 As it is accepted by all the parties that the comments complained about were made as editorial comment, the Authority agrees with TRN that the requirements for balance (Principle 4) and editorial independence (Principle 6 and Guideline 6d) are not applicable. Editorial opinion is specifically advanced for the listener, in the case of radio, to accept or reject. Editorial opinion in itself discloses the broadcaster’s independence.
 The Authority notes that Principle 5 was raised by Mr Mitchell in his final comment when, he contended, it had been an aspect of his complaint to TRN that the broadcast was defamatory.
 The Authority’s task in the Broadcasting Act is to review the broadcaster’s decision. On this occasion, neither complainant raised the standards issue of fairness, either explicitly or implicitly, in their complaints to the broadcaster. The Authority is unable to nominate standards which it might consider to be relevant if the complainant has not done so, and, moreover, it is unable to accept a referral which raises a new standard which was not raised implicitly or explicitly in the initial complaint.
 Under the Broadcasting Act, the Authority is unable to accept Mr Mitchell’s complaint that the broadcast was unfair as he did not raise this standard when he made his original complaint. It declines to accept the fairness complaint.
 However, in the Authority’s opinion, the comments raised the issue of fairness. It notes that TRN acknowledged that the “bag of lard” comment “may have been unfair”. The Authority believes that it was in fact unfair to apply that phrase to the Minister.
For the above reasons, the Authority declines to uphold the complaint.
Signed for and on behalf of the Authority

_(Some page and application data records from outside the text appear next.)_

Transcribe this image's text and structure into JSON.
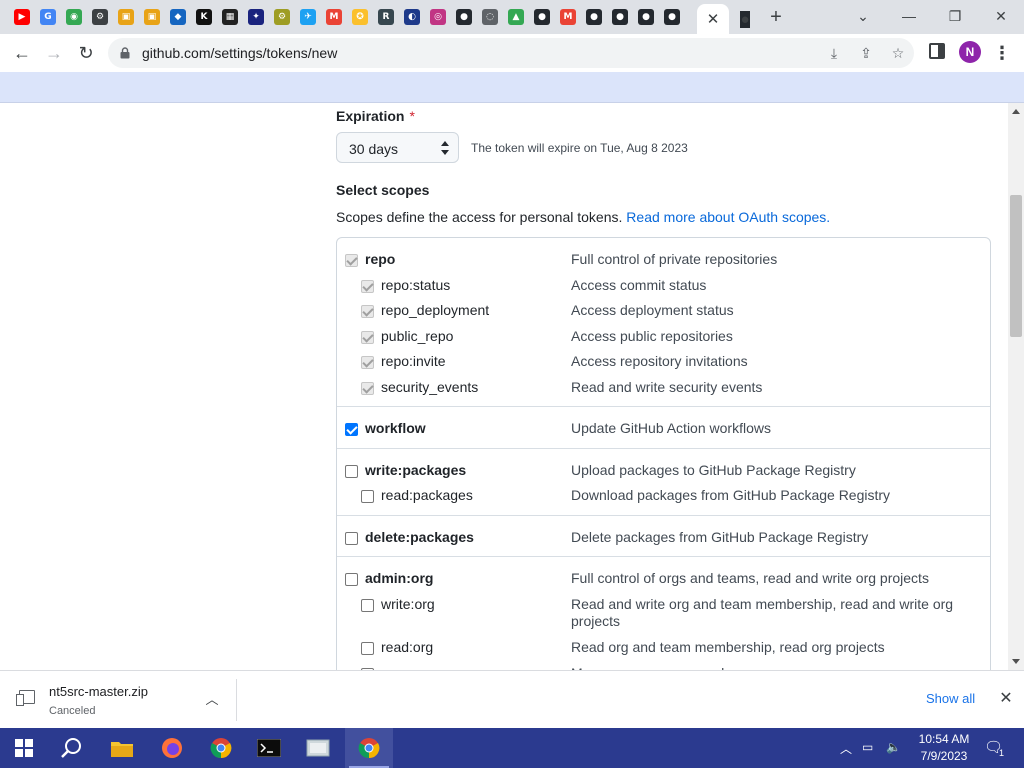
{
  "browser": {
    "url": "github.com/settings/tokens/new",
    "profile_initial": "N",
    "active_tab_close": "✕",
    "new_tab": "+",
    "tab_favicons": [
      {
        "icon": "youtube-icon",
        "color": "#ff0000",
        "glyph": "▶"
      },
      {
        "icon": "google-icon",
        "color": "#4285f4",
        "glyph": "G"
      },
      {
        "icon": "green-circle-icon",
        "color": "#34a853",
        "glyph": "◉"
      },
      {
        "icon": "gear-icon",
        "color": "#3c4043",
        "glyph": "⚙"
      },
      {
        "icon": "folder-icon",
        "color": "#e8a317",
        "glyph": "▣"
      },
      {
        "icon": "folder-icon",
        "color": "#e8a317",
        "glyph": "▣"
      },
      {
        "icon": "blue-square-icon",
        "color": "#1565c0",
        "glyph": "◆"
      },
      {
        "icon": "kim-icon",
        "color": "#111111",
        "glyph": "K"
      },
      {
        "icon": "qr-icon",
        "color": "#222222",
        "glyph": "▦"
      },
      {
        "icon": "dark-blue-icon",
        "color": "#1a237e",
        "glyph": "✦"
      },
      {
        "icon": "yellow-gear-icon",
        "color": "#9e9d24",
        "glyph": "⚙"
      },
      {
        "icon": "twitter-icon",
        "color": "#1da1f2",
        "glyph": "✈"
      },
      {
        "icon": "gmail-icon",
        "color": "#ea4335",
        "glyph": "M"
      },
      {
        "icon": "bulb-icon",
        "color": "#fbc02d",
        "glyph": "✪"
      },
      {
        "icon": "ri-icon",
        "color": "#37474f",
        "glyph": "R"
      },
      {
        "icon": "blue-logo-icon",
        "color": "#1e3a8a",
        "glyph": "◐"
      },
      {
        "icon": "instagram-icon",
        "color": "#c13584",
        "glyph": "◎"
      },
      {
        "icon": "github-icon",
        "color": "#24292f",
        "glyph": "●"
      },
      {
        "icon": "chrome-gray-icon",
        "color": "#5f6368",
        "glyph": "◌"
      },
      {
        "icon": "drive-icon",
        "color": "#34a853",
        "glyph": "▲"
      },
      {
        "icon": "github-icon",
        "color": "#24292f",
        "glyph": "●"
      },
      {
        "icon": "gmail-icon",
        "color": "#ea4335",
        "glyph": "M"
      },
      {
        "icon": "github-icon",
        "color": "#24292f",
        "glyph": "●"
      },
      {
        "icon": "github-icon",
        "color": "#24292f",
        "glyph": "●"
      },
      {
        "icon": "github-icon",
        "color": "#24292f",
        "glyph": "●"
      },
      {
        "icon": "github-icon",
        "color": "#24292f",
        "glyph": "●"
      }
    ],
    "after_active_tab_icon": {
      "icon": "github-icon",
      "color": "#24292f",
      "glyph": "●"
    }
  },
  "form": {
    "expiration_label": "Expiration",
    "required_mark": "*",
    "expiration_value": "30 days",
    "expiration_hint": "The token will expire on Tue, Aug 8 2023",
    "scopes_label": "Select scopes",
    "scopes_desc": "Scopes define the access for personal tokens.",
    "scopes_link": "Read more about OAuth scopes."
  },
  "scopes": [
    {
      "name": "repo",
      "desc": "Full control of private repositories",
      "parent": true,
      "state": "disabled"
    },
    {
      "name": "repo:status",
      "desc": "Access commit status",
      "parent": false,
      "state": "disabled"
    },
    {
      "name": "repo_deployment",
      "desc": "Access deployment status",
      "parent": false,
      "state": "disabled"
    },
    {
      "name": "public_repo",
      "desc": "Access public repositories",
      "parent": false,
      "state": "disabled"
    },
    {
      "name": "repo:invite",
      "desc": "Access repository invitations",
      "parent": false,
      "state": "disabled"
    },
    {
      "name": "security_events",
      "desc": "Read and write security events",
      "parent": false,
      "state": "disabled"
    },
    {
      "name": "workflow",
      "desc": "Update GitHub Action workflows",
      "parent": true,
      "state": "checked"
    },
    {
      "name": "write:packages",
      "desc": "Upload packages to GitHub Package Registry",
      "parent": true,
      "state": "unchecked"
    },
    {
      "name": "read:packages",
      "desc": "Download packages from GitHub Package Registry",
      "parent": false,
      "state": "unchecked"
    },
    {
      "name": "delete:packages",
      "desc": "Delete packages from GitHub Package Registry",
      "parent": true,
      "state": "unchecked"
    },
    {
      "name": "admin:org",
      "desc": "Full control of orgs and teams, read and write org projects",
      "parent": true,
      "state": "unchecked"
    },
    {
      "name": "write:org",
      "desc": "Read and write org and team membership, read and write org projects",
      "parent": false,
      "state": "unchecked"
    },
    {
      "name": "read:org",
      "desc": "Read org and team membership, read org projects",
      "parent": false,
      "state": "unchecked"
    },
    {
      "name": "manage_runners:org",
      "desc": "Manage org runners and runner groups",
      "parent": false,
      "state": "unchecked"
    }
  ],
  "download": {
    "filename": "nt5src-master.zip",
    "status": "Canceled",
    "show_all": "Show all"
  },
  "taskbar": {
    "time": "10:54 AM",
    "date": "7/9/2023",
    "notification_count": "1"
  }
}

2 September 2004
The following correspondence was received and considered by the Authority when it determined these complaints: